TO DO
In your answer, print each of the records below exactly.

━━━━━━━━

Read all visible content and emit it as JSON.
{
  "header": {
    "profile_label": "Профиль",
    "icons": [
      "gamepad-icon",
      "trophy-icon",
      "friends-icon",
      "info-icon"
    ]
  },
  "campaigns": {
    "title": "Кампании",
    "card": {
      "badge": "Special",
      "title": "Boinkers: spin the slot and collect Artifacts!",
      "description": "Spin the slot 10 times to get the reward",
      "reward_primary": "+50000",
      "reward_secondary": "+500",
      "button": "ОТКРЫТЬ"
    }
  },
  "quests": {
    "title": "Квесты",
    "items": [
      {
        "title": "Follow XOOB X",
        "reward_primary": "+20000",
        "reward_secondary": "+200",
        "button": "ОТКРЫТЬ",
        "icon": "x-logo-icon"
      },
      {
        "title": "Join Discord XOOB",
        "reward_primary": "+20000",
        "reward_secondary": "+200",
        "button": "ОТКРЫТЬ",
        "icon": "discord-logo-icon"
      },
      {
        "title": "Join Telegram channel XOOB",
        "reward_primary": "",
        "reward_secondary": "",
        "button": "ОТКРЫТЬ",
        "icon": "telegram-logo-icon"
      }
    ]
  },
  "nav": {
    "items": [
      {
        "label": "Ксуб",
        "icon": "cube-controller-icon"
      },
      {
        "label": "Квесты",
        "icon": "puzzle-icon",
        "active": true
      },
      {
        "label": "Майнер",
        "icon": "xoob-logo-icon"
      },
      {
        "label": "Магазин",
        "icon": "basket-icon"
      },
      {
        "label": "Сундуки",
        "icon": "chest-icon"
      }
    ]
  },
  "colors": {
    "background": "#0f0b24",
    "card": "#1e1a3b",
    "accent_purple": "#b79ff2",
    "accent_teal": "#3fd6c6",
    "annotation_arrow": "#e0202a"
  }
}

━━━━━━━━

SOLUTION TO THIS EXERCISE
Read all visible content and emit it as JSON.
{
  "header": {
    "profile_label": "Профиль",
    "icons": [
      "gamepad-icon",
      "trophy-icon",
      "friends-icon",
      "info-icon"
    ]
  },
  "campaigns": {
    "title": "Кампании",
    "card": {
      "badge": "Special",
      "title": "Boinkers: spin the slot and collect Artifacts!",
      "description": "Spin the slot 10 times to get the reward",
      "reward_primary": "+50000",
      "reward_secondary": "+500",
      "button": "ОТКРЫТЬ"
    }
  },
  "quests": {
    "title": "Квесты",
    "items": [
      {
        "title": "Follow XOOB X",
        "reward_primary": "+20000",
        "reward_secondary": "+200",
        "button": "ОТКРЫТЬ",
        "icon": "x-logo-icon"
      },
      {
        "title": "Join Discord XOOB",
        "reward_primary": "+20000",
        "reward_secondary": "+200",
        "button": "ОТКРЫТЬ",
        "icon": "discord-logo-icon"
      },
      {
        "title": "Join Telegram channel XOOB",
        "reward_primary": "",
        "reward_secondary": "",
        "button": "ОТКРЫТЬ",
        "icon": "telegram-logo-icon"
      }
    ]
  },
  "nav": {
    "items": [
      {
        "label": "Ксуб",
        "icon": "cube-controller-icon"
      },
      {
        "label": "Квесты",
        "icon": "puzzle-icon",
        "active": true
      },
      {
        "label": "Майнер",
        "icon": "xoob-logo-icon"
      },
      {
        "label": "Магазин",
        "icon": "basket-icon"
      },
      {
        "label": "Сундуки",
        "icon": "chest-icon"
      }
    ]
  },
  "colors": {
    "background": "#0f0b24",
    "card": "#1e1a3b",
    "accent_purple": "#b79ff2",
    "accent_teal": "#3fd6c6",
    "annotation_arrow": "#e0202a"
  }
}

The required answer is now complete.